◆ Your goal ◆
Pictures aside, reproduce exactly and only the lines below, starting at the one containing "Convert this screenshot" and ending at the last line.

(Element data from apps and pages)
[Start of section]
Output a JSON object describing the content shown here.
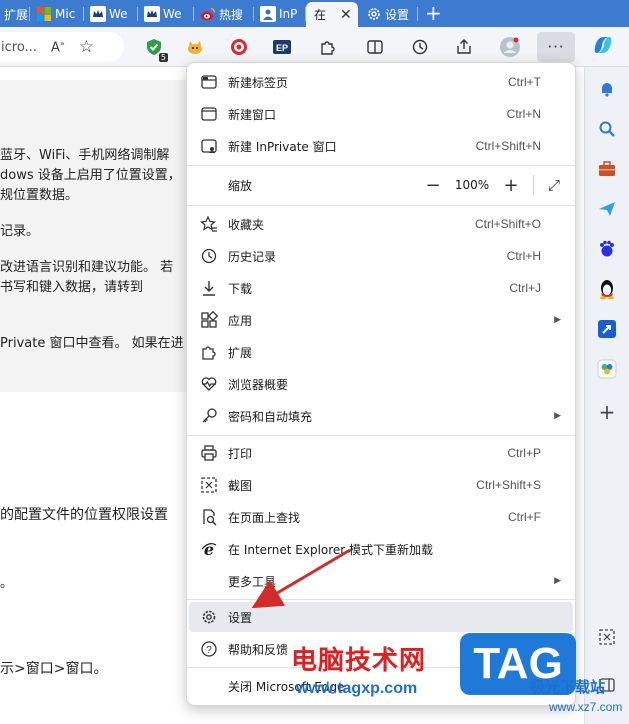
{
  "tabs": [
    {
      "label": "扩展",
      "icon": "document-icon"
    },
    {
      "label": "Mic",
      "icon": "microsoft-logo-icon"
    },
    {
      "label": "We",
      "icon": "crown-icon"
    },
    {
      "label": "We",
      "icon": "crown-icon"
    },
    {
      "label": "热搜",
      "icon": "weibo-icon"
    },
    {
      "label": "InP",
      "icon": "inprivate-icon"
    },
    {
      "label": "在",
      "icon": "none",
      "active": true
    },
    {
      "label": "设置",
      "icon": "gear-icon"
    }
  ],
  "address": {
    "text": "icro..."
  },
  "page": {
    "lines": [
      "蓝牙、WiFi、手机网络调制解",
      "dows 设备上启用了位置设置，",
      "规位置数据。",
      "记录。",
      "改进语言识别和建议功能。 若",
      "书写和键入数据，请转到",
      "Private 窗口中查看。 如果在进",
      "的配置文件的位置权限设置",
      "。",
      "示>窗口>窗口。"
    ]
  },
  "menu": {
    "items": [
      {
        "id": "new-tab",
        "label": "新建标签页",
        "shortcut": "Ctrl+T",
        "icon": "new-tab-icon"
      },
      {
        "id": "new-window",
        "label": "新建窗口",
        "shortcut": "Ctrl+N",
        "icon": "new-window-icon"
      },
      {
        "id": "new-inprivate",
        "label": "新建 InPrivate 窗口",
        "shortcut": "Ctrl+Shift+N",
        "icon": "inprivate-window-icon"
      },
      {
        "id": "zoom",
        "label": "缩放",
        "zoom": "100%"
      },
      {
        "id": "favorites",
        "label": "收藏夹",
        "shortcut": "Ctrl+Shift+O",
        "icon": "favorites-icon"
      },
      {
        "id": "history",
        "label": "历史记录",
        "shortcut": "Ctrl+H",
        "icon": "history-icon"
      },
      {
        "id": "downloads",
        "label": "下载",
        "shortcut": "Ctrl+J",
        "icon": "download-icon"
      },
      {
        "id": "apps",
        "label": "应用",
        "icon": "apps-icon"
      },
      {
        "id": "extensions",
        "label": "扩展",
        "icon": "extensions-icon"
      },
      {
        "id": "browser-essentials",
        "label": "浏览器概要",
        "icon": "heart-pulse-icon"
      },
      {
        "id": "passwords",
        "label": "密码和自动填充",
        "icon": "key-icon"
      },
      {
        "id": "print",
        "label": "打印",
        "shortcut": "Ctrl+P",
        "icon": "print-icon"
      },
      {
        "id": "screenshot",
        "label": "截图",
        "shortcut": "Ctrl+Shift+S",
        "icon": "screenshot-icon"
      },
      {
        "id": "find",
        "label": "在页面上查找",
        "shortcut": "Ctrl+F",
        "icon": "find-icon"
      },
      {
        "id": "ie-mode",
        "label": "在 Internet Explorer 模式下重新加载",
        "icon": "internet-explorer-icon"
      },
      {
        "id": "more-tools",
        "label": "更多工具"
      },
      {
        "id": "settings",
        "label": "设置",
        "icon": "gear-icon"
      },
      {
        "id": "help",
        "label": "帮助和反馈",
        "icon": "help-icon"
      },
      {
        "id": "close",
        "label": "关闭 Microsoft Edge"
      }
    ]
  },
  "watermark": {
    "line1": "电脑技术网",
    "line2": "www.tagxp.com",
    "tag": "TAG",
    "line3": "极光下载站",
    "line4": "www.xz7.com"
  },
  "colors": {
    "tabstrip": "#3d7bd1",
    "arrow": "#d42a2a",
    "highlight": "#e6e9ee"
  }
}
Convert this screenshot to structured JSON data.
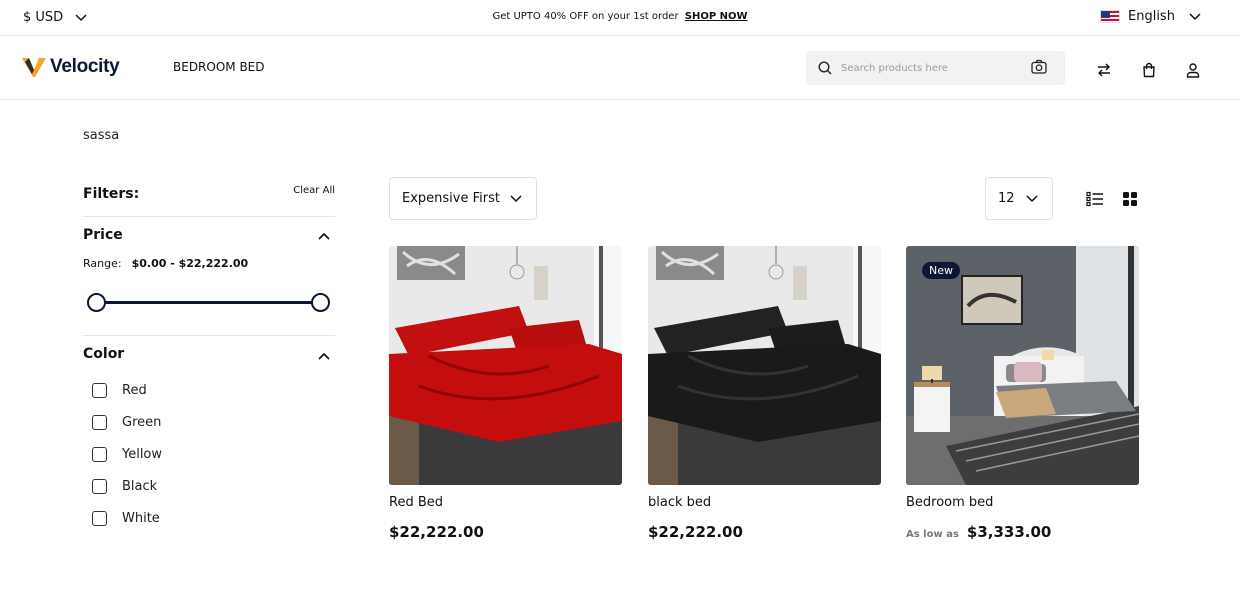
{
  "topbar": {
    "currency": "$ USD",
    "promo_text": "Get UPTO 40% OFF on your 1st order",
    "promo_link": "SHOP NOW",
    "language": "English"
  },
  "header": {
    "logo_text": "Velocity",
    "nav": [
      "BEDROOM BED"
    ],
    "search_placeholder": "Search products here"
  },
  "page": {
    "title": "sassa"
  },
  "filters": {
    "title": "Filters:",
    "clear_all": "Clear All",
    "price": {
      "title": "Price",
      "range_label": "Range:",
      "range_value": "$0.00 - $22,222.00",
      "min": 0,
      "max": 22222
    },
    "color": {
      "title": "Color",
      "options": [
        "Red",
        "Green",
        "Yellow",
        "Black",
        "White"
      ]
    }
  },
  "toolbar": {
    "sort": "Expensive First",
    "per_page": "12"
  },
  "products": [
    {
      "name": "Red Bed",
      "price": "$22,222.00",
      "prefix": "",
      "badge": "",
      "sheet_color": "#c40d0d"
    },
    {
      "name": "black bed",
      "price": "$22,222.00",
      "prefix": "",
      "badge": "",
      "sheet_color": "#1a1a1a"
    },
    {
      "name": "Bedroom bed",
      "price": "$3,333.00",
      "prefix": "As low as",
      "badge": "New",
      "sheet_color": "#6b6b6b"
    }
  ],
  "colors": {
    "brand_dark": "#0d1633",
    "logo_accent": "#f5a623"
  }
}
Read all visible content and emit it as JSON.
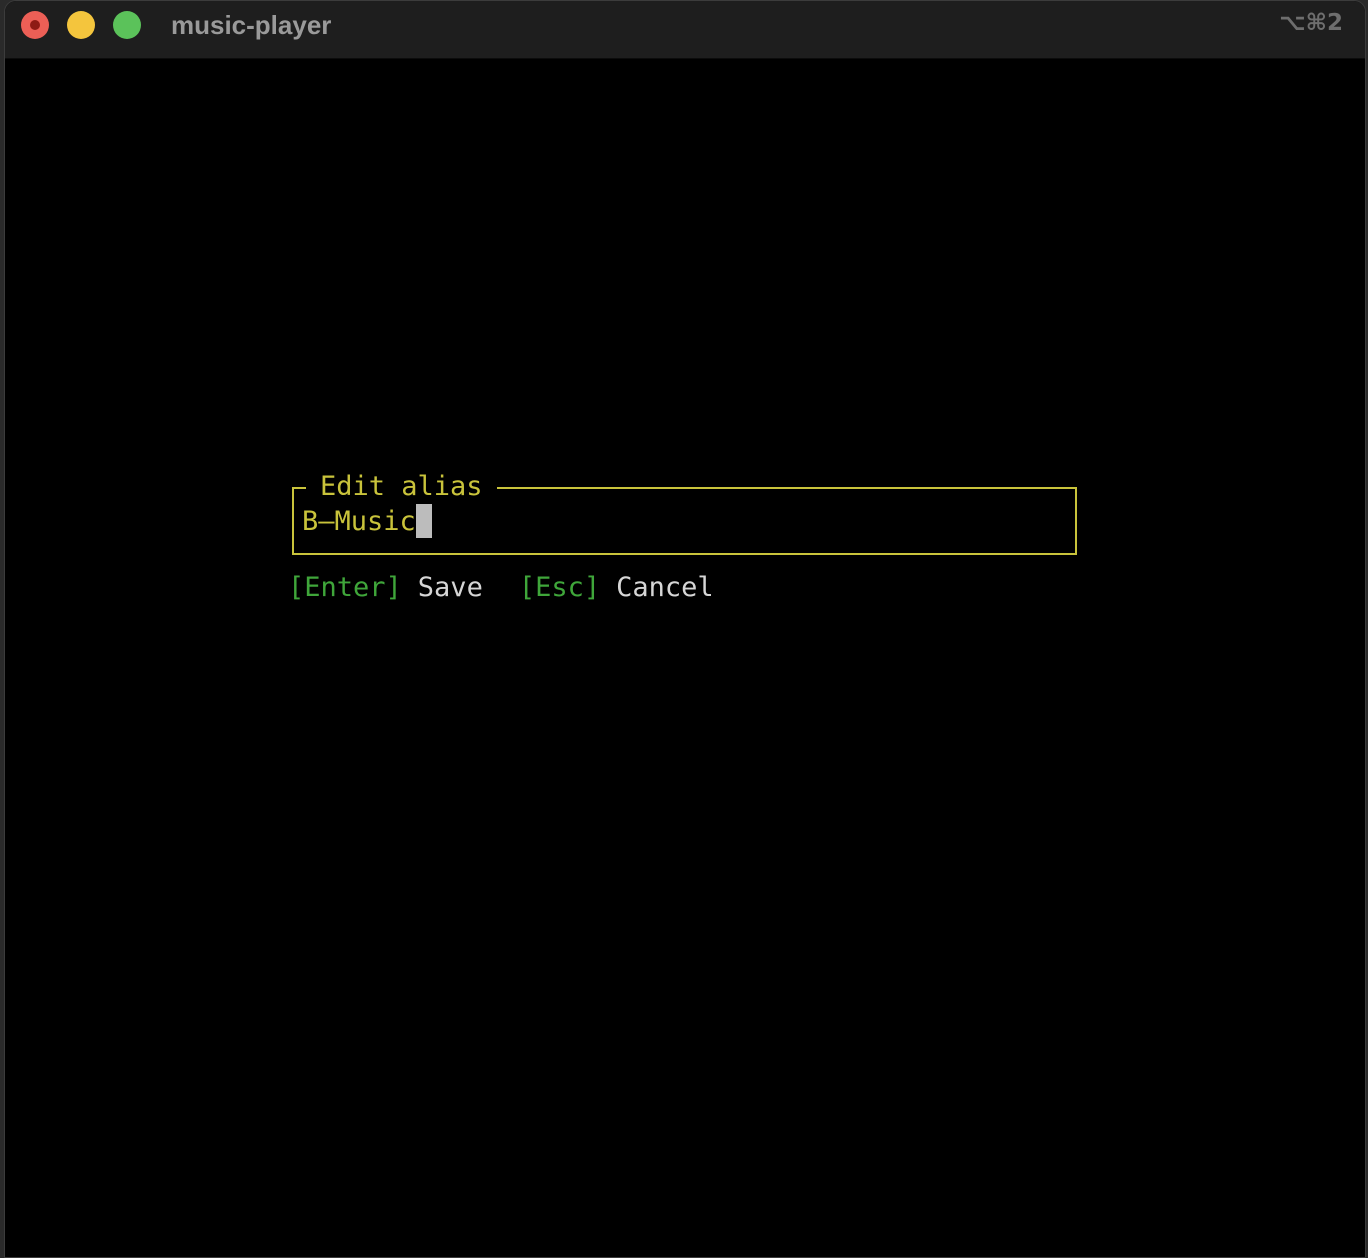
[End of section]
◆ Response to the exercise ◆
Convert this screenshot to structured JSON data.
{
  "topbar": {
    "currency": "$ USD",
    "promo_text": "Get UPTO 40% OFF on your 1st order",
    "promo_link": "SHOP NOW",
    "language": "English"
  },
  "header": {
    "logo_text": "Velocity",
    "nav": [
      "BEDROOM BED"
    ],
    "search_placeholder": "Search products here"
  },
  "page": {
    "title": "sassa"
  },
  "filters": {
    "title": "Filters:",
    "clear_all": "Clear All",
    "price": {
      "title": "Price",
      "range_label": "Range:",
      "range_value": "$0.00 - $22,222.00",
      "min": 0,
      "max": 22222
    },
    "color": {
      "title": "Color",
      "options": [
        "Red",
        "Green",
        "Yellow",
        "Black",
        "White"
      ]
    }
  },
  "toolbar": {
    "sort": "Expensive First",
    "per_page": "12"
  },
  "products": [
    {
      "name": "Red Bed",
      "price": "$22,222.00",
      "prefix": "",
      "badge": "",
      "sheet_color": "#c40d0d"
    },
    {
      "name": "black bed",
      "price": "$22,222.00",
      "prefix": "",
      "badge": "",
      "sheet_color": "#1a1a1a"
    },
    {
      "name": "Bedroom bed",
      "price": "$3,333.00",
      "prefix": "As low as",
      "badge": "New",
      "sheet_color": "#6b6b6b"
    }
  ],
  "colors": {
    "brand_dark": "#0d1633",
    "logo_accent": "#f5a623"
  }
}
Read all visible content and emit it as JSON.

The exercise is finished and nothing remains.